Actually the most important thing for me is that both of my children have plenty of time for free, unstructured play. They love LEGOs and they choose to play with LEGOs. I don’t make lesson plans around LEGOs and I don’t force them to use the LEGOs. (We did do the Junior First LEGO League but that was more about a project and research, about a concept that then had a model built of it with LEGO. That was also a short-term project that had nothing to do with the hours of free play that my children have.) So as long as my children want to play with LEGOs they can play with LEGOs and I’ll grant them the freedom to use them however they want.
Did you know that play is considered the work of a child? There are a few books on the subject specifically of the value of play in childhood—free, unstructured play, not forced play supervised by adults.
Children Developing Imagination and Creativity
I once gave a presentation about how to help a child ages 3-5 develop creativity and imagination. I did a lot of research on the topic at the time. The bottom line was free play and exposure to certain kinds of open-ended toys as well as allowing a child time to play and not doing or saying things that can squash creativity is what a parent should do.
An interesting twist that I learned was that everything that it takes to provide a child with the optimal atmosphere for developing their imagination and creativity is also the foundation toward not just book smarts and success in school but it is also what most colleges and employers seek. Giving a child time to play in an unstructured play environment with certain types of toys (and avoiding certain others) helps them become creative and develops their imagination which also is linked to logical thinking as well as the ability to think outside the box, to imagine things differently and to pave the way for the child to be a leader rather than a follower.
So as far as I’m concerned any and all child-led play with LEGOs is “all good”.

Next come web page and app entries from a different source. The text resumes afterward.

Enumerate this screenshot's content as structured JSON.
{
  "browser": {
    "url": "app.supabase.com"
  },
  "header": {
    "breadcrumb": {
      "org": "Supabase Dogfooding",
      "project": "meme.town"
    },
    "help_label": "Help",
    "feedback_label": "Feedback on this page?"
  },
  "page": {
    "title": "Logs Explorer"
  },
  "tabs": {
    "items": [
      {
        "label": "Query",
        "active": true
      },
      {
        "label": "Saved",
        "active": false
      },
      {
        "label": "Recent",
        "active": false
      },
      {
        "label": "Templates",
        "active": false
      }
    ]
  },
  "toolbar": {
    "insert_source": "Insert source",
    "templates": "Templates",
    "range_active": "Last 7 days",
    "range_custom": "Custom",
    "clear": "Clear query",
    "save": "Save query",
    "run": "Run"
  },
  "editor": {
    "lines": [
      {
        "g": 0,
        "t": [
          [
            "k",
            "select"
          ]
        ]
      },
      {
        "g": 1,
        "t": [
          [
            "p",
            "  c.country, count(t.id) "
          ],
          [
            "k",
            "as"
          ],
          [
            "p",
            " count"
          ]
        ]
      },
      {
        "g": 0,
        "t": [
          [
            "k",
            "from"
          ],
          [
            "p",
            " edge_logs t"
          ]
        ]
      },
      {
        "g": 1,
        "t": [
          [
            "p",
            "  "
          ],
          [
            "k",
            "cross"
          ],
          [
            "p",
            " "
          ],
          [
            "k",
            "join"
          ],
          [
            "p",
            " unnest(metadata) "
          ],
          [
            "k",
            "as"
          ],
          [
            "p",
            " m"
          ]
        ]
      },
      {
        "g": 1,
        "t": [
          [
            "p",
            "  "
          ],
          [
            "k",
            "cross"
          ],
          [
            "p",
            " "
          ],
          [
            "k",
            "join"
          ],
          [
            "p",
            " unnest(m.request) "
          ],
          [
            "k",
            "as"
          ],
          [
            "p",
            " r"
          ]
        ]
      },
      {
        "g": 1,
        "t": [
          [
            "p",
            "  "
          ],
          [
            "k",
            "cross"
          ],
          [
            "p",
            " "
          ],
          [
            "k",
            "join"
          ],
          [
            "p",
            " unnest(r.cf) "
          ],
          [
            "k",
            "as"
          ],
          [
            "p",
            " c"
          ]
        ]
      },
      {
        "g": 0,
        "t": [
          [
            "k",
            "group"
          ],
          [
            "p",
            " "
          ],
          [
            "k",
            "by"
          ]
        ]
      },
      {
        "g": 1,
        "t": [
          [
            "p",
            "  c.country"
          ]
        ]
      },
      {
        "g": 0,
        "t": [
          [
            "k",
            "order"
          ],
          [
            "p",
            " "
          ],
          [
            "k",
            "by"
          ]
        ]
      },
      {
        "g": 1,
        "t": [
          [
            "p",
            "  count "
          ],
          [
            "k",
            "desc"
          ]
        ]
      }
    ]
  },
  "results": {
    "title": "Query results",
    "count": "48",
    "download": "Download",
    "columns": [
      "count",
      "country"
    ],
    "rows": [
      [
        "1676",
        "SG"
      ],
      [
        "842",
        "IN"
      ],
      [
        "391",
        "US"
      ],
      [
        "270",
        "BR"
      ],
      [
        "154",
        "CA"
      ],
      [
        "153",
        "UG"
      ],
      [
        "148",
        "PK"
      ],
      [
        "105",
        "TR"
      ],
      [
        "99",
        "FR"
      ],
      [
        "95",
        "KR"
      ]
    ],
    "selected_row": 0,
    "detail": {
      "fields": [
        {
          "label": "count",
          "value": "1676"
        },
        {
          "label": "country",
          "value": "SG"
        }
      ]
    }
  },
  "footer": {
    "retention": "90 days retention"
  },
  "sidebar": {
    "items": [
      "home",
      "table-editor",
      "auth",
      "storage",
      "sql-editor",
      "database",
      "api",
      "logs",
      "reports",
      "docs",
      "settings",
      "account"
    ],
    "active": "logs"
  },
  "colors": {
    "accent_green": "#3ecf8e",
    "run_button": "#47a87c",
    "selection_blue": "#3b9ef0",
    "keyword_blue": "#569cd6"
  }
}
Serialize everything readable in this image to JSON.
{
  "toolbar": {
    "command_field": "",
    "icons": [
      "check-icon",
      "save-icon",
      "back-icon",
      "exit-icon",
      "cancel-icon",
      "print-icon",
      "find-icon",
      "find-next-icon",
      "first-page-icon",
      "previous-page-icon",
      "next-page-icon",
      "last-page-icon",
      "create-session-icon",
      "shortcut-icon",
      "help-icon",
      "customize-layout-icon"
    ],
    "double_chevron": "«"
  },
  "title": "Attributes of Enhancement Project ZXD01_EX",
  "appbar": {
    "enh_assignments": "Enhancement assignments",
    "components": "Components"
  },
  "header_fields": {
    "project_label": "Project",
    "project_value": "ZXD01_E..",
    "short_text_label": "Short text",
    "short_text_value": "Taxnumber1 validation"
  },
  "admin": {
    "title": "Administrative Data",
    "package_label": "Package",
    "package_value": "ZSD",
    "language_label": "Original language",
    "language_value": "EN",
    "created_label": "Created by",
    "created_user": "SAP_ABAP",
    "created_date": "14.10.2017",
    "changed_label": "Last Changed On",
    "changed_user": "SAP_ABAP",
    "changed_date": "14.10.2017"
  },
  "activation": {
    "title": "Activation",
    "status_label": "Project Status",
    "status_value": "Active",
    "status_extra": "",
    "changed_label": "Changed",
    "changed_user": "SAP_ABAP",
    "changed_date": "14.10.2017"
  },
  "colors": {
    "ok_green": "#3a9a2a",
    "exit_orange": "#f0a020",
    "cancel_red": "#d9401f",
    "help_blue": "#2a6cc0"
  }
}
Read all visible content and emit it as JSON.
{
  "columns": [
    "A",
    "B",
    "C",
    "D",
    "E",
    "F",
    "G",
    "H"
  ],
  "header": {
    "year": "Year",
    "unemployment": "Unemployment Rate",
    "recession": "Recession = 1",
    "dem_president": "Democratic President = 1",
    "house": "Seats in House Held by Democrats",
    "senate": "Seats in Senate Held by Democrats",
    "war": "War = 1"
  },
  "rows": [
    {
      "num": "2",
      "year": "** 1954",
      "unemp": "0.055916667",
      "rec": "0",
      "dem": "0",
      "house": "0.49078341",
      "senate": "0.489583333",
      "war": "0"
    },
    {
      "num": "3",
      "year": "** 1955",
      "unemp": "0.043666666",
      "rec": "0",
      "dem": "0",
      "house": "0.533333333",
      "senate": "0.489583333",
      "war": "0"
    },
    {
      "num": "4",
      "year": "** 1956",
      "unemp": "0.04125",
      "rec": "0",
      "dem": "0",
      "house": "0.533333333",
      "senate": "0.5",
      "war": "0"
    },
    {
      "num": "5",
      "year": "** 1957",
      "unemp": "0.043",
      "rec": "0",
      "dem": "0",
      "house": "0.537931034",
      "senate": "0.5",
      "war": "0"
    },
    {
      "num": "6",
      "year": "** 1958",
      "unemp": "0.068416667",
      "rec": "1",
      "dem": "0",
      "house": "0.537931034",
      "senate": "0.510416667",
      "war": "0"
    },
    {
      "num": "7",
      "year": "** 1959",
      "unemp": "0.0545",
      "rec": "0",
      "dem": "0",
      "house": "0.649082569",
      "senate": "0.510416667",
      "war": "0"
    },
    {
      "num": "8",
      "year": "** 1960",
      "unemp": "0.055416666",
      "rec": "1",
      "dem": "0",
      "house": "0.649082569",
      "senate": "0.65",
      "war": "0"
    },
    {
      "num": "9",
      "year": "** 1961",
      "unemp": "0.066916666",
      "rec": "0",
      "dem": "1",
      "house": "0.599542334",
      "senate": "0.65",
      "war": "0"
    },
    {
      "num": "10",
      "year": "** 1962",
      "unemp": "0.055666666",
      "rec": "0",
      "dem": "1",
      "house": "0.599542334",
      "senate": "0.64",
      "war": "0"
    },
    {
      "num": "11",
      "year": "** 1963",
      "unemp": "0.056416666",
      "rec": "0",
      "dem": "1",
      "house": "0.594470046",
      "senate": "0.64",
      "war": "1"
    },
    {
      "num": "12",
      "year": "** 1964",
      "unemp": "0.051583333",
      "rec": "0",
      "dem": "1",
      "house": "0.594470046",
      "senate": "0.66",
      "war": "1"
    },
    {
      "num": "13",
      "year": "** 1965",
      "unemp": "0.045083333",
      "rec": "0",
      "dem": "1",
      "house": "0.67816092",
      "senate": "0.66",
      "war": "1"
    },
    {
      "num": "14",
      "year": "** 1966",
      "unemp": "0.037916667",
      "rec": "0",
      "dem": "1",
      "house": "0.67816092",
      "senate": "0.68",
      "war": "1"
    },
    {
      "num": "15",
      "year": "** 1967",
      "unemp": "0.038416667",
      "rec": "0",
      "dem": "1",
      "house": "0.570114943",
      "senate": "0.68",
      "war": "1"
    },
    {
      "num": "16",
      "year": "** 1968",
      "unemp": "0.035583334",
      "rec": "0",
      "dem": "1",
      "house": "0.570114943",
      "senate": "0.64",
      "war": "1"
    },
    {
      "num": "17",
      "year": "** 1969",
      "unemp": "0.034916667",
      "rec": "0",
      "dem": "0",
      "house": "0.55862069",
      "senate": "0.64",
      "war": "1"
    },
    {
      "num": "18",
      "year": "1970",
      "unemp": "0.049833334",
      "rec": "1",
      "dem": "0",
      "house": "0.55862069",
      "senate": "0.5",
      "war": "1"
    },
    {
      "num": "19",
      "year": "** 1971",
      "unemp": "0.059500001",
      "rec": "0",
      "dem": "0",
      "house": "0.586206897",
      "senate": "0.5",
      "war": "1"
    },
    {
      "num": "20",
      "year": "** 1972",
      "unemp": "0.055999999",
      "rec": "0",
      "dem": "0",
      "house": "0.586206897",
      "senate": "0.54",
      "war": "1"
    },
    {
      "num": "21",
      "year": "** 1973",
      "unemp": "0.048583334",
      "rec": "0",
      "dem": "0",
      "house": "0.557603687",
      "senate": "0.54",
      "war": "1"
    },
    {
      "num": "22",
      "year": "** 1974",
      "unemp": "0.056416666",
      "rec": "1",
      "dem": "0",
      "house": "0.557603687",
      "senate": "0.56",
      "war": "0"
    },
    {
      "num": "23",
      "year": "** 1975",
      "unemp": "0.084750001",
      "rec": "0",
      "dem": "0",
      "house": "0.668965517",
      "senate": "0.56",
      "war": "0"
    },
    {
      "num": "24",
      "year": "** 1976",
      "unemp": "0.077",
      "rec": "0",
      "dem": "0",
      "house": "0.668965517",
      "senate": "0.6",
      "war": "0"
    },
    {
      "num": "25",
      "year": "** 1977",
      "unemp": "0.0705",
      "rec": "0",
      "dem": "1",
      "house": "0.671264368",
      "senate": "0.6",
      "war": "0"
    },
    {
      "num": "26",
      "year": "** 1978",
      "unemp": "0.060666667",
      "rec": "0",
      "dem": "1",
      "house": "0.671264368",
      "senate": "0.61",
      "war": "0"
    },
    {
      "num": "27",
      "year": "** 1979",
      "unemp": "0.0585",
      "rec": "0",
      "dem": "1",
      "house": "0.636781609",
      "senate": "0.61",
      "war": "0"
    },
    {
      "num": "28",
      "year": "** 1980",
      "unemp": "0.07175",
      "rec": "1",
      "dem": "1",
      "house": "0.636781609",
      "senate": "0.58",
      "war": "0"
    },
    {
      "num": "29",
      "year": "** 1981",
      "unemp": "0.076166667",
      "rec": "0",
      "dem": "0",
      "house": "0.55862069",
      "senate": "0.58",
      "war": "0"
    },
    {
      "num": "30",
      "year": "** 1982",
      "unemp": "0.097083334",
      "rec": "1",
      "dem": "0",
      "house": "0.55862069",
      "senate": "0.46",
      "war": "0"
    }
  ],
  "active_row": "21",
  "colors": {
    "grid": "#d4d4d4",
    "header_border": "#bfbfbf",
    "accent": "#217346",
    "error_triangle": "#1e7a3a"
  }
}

This post was inspired as a reaction to my feeling horrified at this news story which I blogged about yesterday.
Technorati Tags: LEGOs, creativity, imaginative play, children’s play.